When my wife was pregnant with our first child, I had all the questions lots of dads have before fatherhood begins. Will I be a good parent? How can I best support my wife? What will my son be like?
Then, in early August of 2014, just a couple of weeks before my boy was born, Michael Brown, 18, was shot and killed by a white police officer in Ferguson, Missouri.
A few months later, Tamir Rice, 12, was also killed by police, in Cleveland.
Just like that, all the “normal” questions I had about all the “normal” things gave way to something else — to a visceral reminder that any notion of “normal” is a privilege that’s out of reach for many Black people in America.
Instead of daydreaming about the first basketball game I’d take my son to, I wondered: How can I raise my brown child in this world? What, if anything, can I do to keep him safe? Is normal even possible?
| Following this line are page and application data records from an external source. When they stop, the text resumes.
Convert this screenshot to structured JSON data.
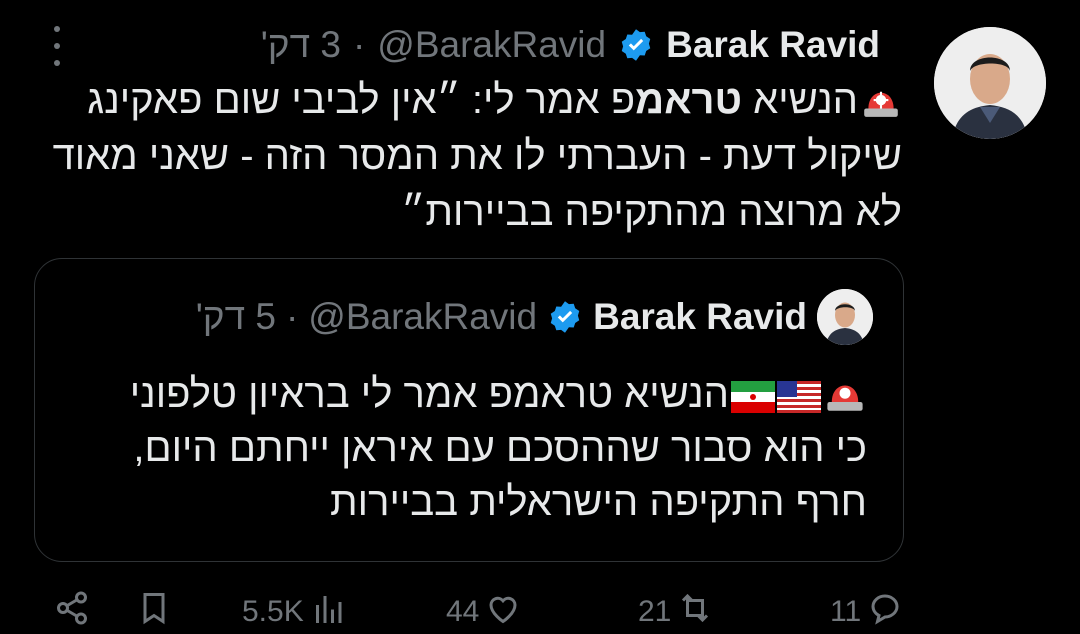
{
  "author": {
    "name": "Barak Ravid",
    "handle": "@BarakRavid",
    "separator": "·",
    "time": "3 דק'"
  },
  "tweet": {
    "line1_prefix": "הנשיא ",
    "line1_bold": "טראמ",
    "line1_rest": "פ אמר לי: ״אין לביבי שום פאקינג",
    "line2": "שיקול דעת - העברתי לו את המסר הזה - שאני מאוד",
    "line3": "לא מרוצה מהתקיפה בביירות״"
  },
  "quote": {
    "name": "Barak Ravid",
    "handle": "@BarakRavid",
    "separator": "·",
    "time": "5 דק'",
    "line1": "הנשיא טראמפ אמר לי בראיון טלפוני",
    "line2": "כי הוא סבור שההסכם עם איראן ייחתם היום,",
    "line3": "חרף התקיפה הישראלית בביירות"
  },
  "actions": {
    "replies": "11",
    "reposts": "21",
    "likes": "44",
    "views": "5.5K"
  },
  "colors": {
    "background": "#000000",
    "text": "#e7e9ea",
    "muted": "#71767b",
    "verified": "#1d9bf0",
    "border": "#2f3336"
  },
  "icons": [
    "more-icon",
    "verified-badge-icon",
    "siren-emoji",
    "us-flag-emoji",
    "iran-flag-emoji",
    "share-icon",
    "bookmark-icon",
    "views-icon",
    "like-icon",
    "repost-icon",
    "reply-icon"
  ]
}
Those questions didn’t go away. A couple of years later, two Black fathers, Alton Sterling and Philando Castile, were killed by police during “routine” traffic stops. They died a month before my second son was born.
All of these moments reinforced how precious and vulnerable my sons’ lives were — how precious and vulnerable my own life was. I understood that raising my boys would mean sharing with them how abnormal life can be for Black people, because keeping them safe would require it. I also hoped that in showing them the world as it is, they might also find a way to make it better. But that proved a difficult task.
By the time Ahmaud Arbery was murdered in a modern-day lynching, I felt demoralized. He could’ve been me or, worse, he could have been one of my sons.
The anguish of his murder scarred me more than others, and I’ll never be the same again. Learning it was covered up by state and local law enforcement for months, forced me to question everything.
I realized that the America my great grandparents lived in — and had feared — hadn’t substantially changed. I realized I misplaced my faith in a legal system that was historically built and systemically modernized to maintain bias and inequity. I realized marching and voting would never be enough for America to see Black people as worthy of our whole humanity. I realized I couldn’t continue to blindly hope people would choose to change the system based on altruism alone, and that I needed to do my part to help change society, and start to reckon with 400 years of systematically inhumane treatment in this country.
“Normal” is a privilege that’s out of reach for many Black people in America.
I realized I couldn’t help my boys change the world, until I helped myself.
Losing Ahmaud, in the wake of so many others, has clarified my personal journey; it’s helped me lean into healthier ways to cope and changed my willingness to engage in the discomforting truths of “normal life” as a Black person in this country. In addition to the real social risks, for example, nearly half of Black men suffer from cardiovascular disease.
I started the local chapter of Black Men Run, an organization focused on Black men’s physical and mental wellness. I also found a Black therapist to help me improve my mental fitness and better prepare myself before the next shockwave hits Black America. I was a champion sprinter in high school, but I’m running more now than I ever have in my adult life because I have a purpose. I can’t change everything, but I could change how I address the hard truth of Black men’s health in our society. I run for me, for my kids, for ‘Maud, and a better Black future.
When I started writing this essay, I didn’t know what the verdict would be. Learning the news that Ahmaud’s murderers would be held to account sparked two things in me: euphoric celebration and deep reflection on how close we were to not even having a case.
It took months for the Greg and Travis McMichael and William “Roddie” Bryan to be even charged with a crime. Most African-Americans were systemically removed from the jury. The defense attorneys repeatedly used race-based tactics to try to bolster their clients' case. Those are all indications of "normalized" behavior and results of a country that refuses to reconcile its racist past. I am happy that these men are held accountable for their despicable actions, but I know that we are still far from justice; Ahmaud is no longer alive.
And yet, I realize that I am stronger now because I’ve changed my definition of what a “normal life” can and should be as a Black person, Black partner and Black father. Having a running group of Black men committed to health, and rooted in love, is a living testament to Ahmaud’s memory. We run every Saturday; and we call our run “Sankofa,” a Ghanaian (Akan Peoples) Adinkra symbol that generally means “bring your history forward with you,” because we always evoke and remember our ancestors who came before us.
I will forever run with ‘Maud and carry his spirit with me, just as I walk in a world not designed for me. I will keep running and sharing my story because I know this verdict won’t change hearts and minds more than individual courage and truth can.
There will be another tragedy in America, another unjust verdict, more de-humanizing depictions of Black people in the media. But access to running and therapy allow me to return to the work of healing myself and our society authentically.
My sons are 7 and 5 now. I want them to enjoy the freedom of existing in a more just and equitable country. Maybe one day they will inherit a new normal — a better “normal” — when they, and all Black people, are seen as equal humans, who can run anywhere, safe from harm.